Contact: Dan Fuqua Michael Wald
Phone: (404) 562-2078 (404) 562-2076
Agency addresses hazards and recognizes compliance to reduce construction fatalities
ATLANTA -- The U.S. Department of Labor's Occupational Safety and Health Administration (OSHA) has one quarterly, no-notice "Swept Up in Safety Week" remaining in its yearlong campaign to curb construction-related fatalities in the Southeast. OSHA's safety week series began Oct. 1, 2006, and will conclude Sept. 30, 2007. Previous safety weeks were conducted in December 2006 and in March and June 2007.
Unannounced safety weeks are aimed at reducing an upward trend in construction-related fatalities in the Southeast, which includes Alabama, Florida, Georgia, Kentucky, Mississippi, North Carolina, South Carolina and Tennessee. OSHA compliance officers focus enforcement efforts on construction sites in the region.
The "Swept Up in Safety Week" series is intended to identify and eliminate safety hazards, thereby reducing exposure to the four leading causes of employee fatalities in the Southeast: falls, struck-by objects and vehicles, crushing and electrocutions. OSHA compliance officers also will stop by construction sites when they see conditions that are "in compliance" with safety and health standards and guidance in an effort to recognize and further encourage the safe behaviors of those employers.
"OSHA's goal is to raise awareness about the safety hazards that lead to employee deaths," said Cindy Coe, the agency's regional administrator in Atlanta. "Our compliance officers will conduct immediate inspections when they observe unsafe scaffolds, fall risks, trenches and other construction hazards."
"OSHA's previous 'Swept Up in Safety Weeks' were very successful in eliminating hazardous conditions and raising the awareness of employers," she emphasized.
OSHA has several special emphasis programs that allow immediate inspections when safety and health hazards are observed at a worksite. The programs also include separate outreach, education and training components that encourage employers and employees to visit the agency's Web site or to call an OSHA office for information about providing safe and healthy worksites.
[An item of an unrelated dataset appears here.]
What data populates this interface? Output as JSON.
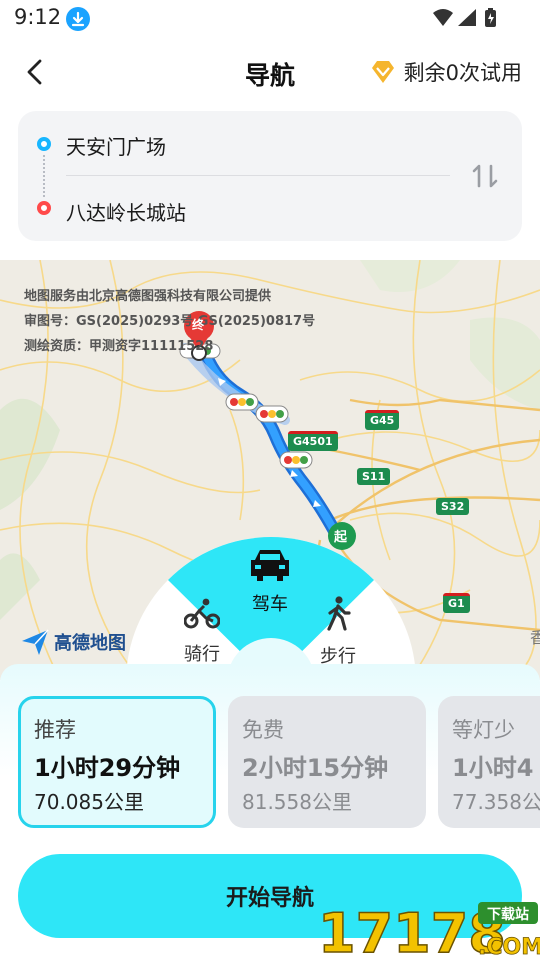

Under the Occupational Safety and Health Act of 1970, employers are responsible for providing safe and healthful workplaces for their employees. OSHA's role is to assure the safety and health of America's working men and women by setting and enforcing standards; providing training, outreach and education; establishing partnerships; and encouraging continual process improvement in workplace safety and health. For more information, visit www.osha.gov.
U.S. Department of Labor releases are accessible on the Internet at www.dol.gov. The information in this news release will be made available in alternate format upon request (large print, Braille, audio tape or disc) from the COAST office. Please specify which news release when placing your request. Call (202) 693-7765 or TTY (202) 693-7755. The U.S. Department of Labor is committed to providing America's employers and employees with easy access to understandable information on how to comply with its laws and regulations. For more information, please visit www.dol.gov/compliance.